*Work to complete*:
Would you print each of the entries below precisely as given?

Start of Task input

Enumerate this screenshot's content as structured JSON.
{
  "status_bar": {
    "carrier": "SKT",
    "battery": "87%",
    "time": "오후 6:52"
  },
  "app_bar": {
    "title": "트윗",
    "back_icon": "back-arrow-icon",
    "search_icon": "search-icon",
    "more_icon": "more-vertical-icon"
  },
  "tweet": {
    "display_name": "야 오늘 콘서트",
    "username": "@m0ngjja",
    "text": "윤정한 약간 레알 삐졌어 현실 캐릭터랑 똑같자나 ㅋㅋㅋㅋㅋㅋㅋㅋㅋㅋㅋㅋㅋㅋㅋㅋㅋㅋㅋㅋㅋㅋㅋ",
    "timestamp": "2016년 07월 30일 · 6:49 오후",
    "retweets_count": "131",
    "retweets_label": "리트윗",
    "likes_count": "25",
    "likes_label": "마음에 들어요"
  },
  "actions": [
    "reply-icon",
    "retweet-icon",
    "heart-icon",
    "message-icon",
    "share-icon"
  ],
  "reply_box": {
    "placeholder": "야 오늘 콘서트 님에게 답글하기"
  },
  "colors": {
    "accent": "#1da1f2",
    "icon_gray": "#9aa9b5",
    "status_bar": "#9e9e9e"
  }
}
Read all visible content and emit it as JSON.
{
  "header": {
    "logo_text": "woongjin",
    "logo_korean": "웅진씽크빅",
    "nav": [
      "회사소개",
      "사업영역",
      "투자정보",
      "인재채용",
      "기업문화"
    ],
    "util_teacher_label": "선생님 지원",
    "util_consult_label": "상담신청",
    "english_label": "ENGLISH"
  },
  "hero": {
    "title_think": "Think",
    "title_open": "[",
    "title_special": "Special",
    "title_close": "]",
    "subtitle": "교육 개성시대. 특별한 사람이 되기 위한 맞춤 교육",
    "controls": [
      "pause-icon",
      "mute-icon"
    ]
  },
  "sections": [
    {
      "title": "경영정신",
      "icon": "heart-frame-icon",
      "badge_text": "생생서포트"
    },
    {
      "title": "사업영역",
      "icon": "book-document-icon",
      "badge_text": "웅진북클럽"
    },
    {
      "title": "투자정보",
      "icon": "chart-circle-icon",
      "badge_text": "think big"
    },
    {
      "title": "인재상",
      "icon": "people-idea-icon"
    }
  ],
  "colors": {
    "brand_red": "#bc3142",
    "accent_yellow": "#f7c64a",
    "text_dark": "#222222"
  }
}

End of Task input

*Task result*:
Enumerate this screenshot's content as structured JSON.
{
  "status_bar": {
    "carrier": "SKT",
    "battery": "87%",
    "time": "오후 6:52"
  },
  "app_bar": {
    "title": "트윗",
    "back_icon": "back-arrow-icon",
    "search_icon": "search-icon",
    "more_icon": "more-vertical-icon"
  },
  "tweet": {
    "display_name": "야 오늘 콘서트",
    "username": "@m0ngjja",
    "text": "윤정한 약간 레알 삐졌어 현실 캐릭터랑 똑같자나 ㅋㅋㅋㅋㅋㅋㅋㅋㅋㅋㅋㅋㅋㅋㅋㅋㅋㅋㅋㅋㅋㅋㅋ",
    "timestamp": "2016년 07월 30일 · 6:49 오후",
    "retweets_count": "131",
    "retweets_label": "리트윗",
    "likes_count": "25",
    "likes_label": "마음에 들어요"
  },
  "actions": [
    "reply-icon",
    "retweet-icon",
    "heart-icon",
    "message-icon",
    "share-icon"
  ],
  "reply_box": {
    "placeholder": "야 오늘 콘서트 님에게 답글하기"
  },
  "colors": {
    "accent": "#1da1f2",
    "icon_gray": "#9aa9b5",
    "status_bar": "#9e9e9e"
  }
}
Read all visible content and emit it as JSON.
{
  "header": {
    "logo_text": "woongjin",
    "logo_korean": "웅진씽크빅",
    "nav": [
      "회사소개",
      "사업영역",
      "투자정보",
      "인재채용",
      "기업문화"
    ],
    "util_teacher_label": "선생님 지원",
    "util_consult_label": "상담신청",
    "english_label": "ENGLISH"
  },
  "hero": {
    "title_think": "Think",
    "title_open": "[",
    "title_special": "Special",
    "title_close": "]",
    "subtitle": "교육 개성시대. 특별한 사람이 되기 위한 맞춤 교육",
    "controls": [
      "pause-icon",
      "mute-icon"
    ]
  },
  "sections": [
    {
      "title": "경영정신",
      "icon": "heart-frame-icon",
      "badge_text": "생생서포트"
    },
    {
      "title": "사업영역",
      "icon": "book-document-icon",
      "badge_text": "웅진북클럽"
    },
    {
      "title": "투자정보",
      "icon": "chart-circle-icon",
      "badge_text": "think big"
    },
    {
      "title": "인재상",
      "icon": "people-idea-icon"
    }
  ],
  "colors": {
    "brand_red": "#bc3142",
    "accent_yellow": "#f7c64a",
    "text_dark": "#222222"
  }
}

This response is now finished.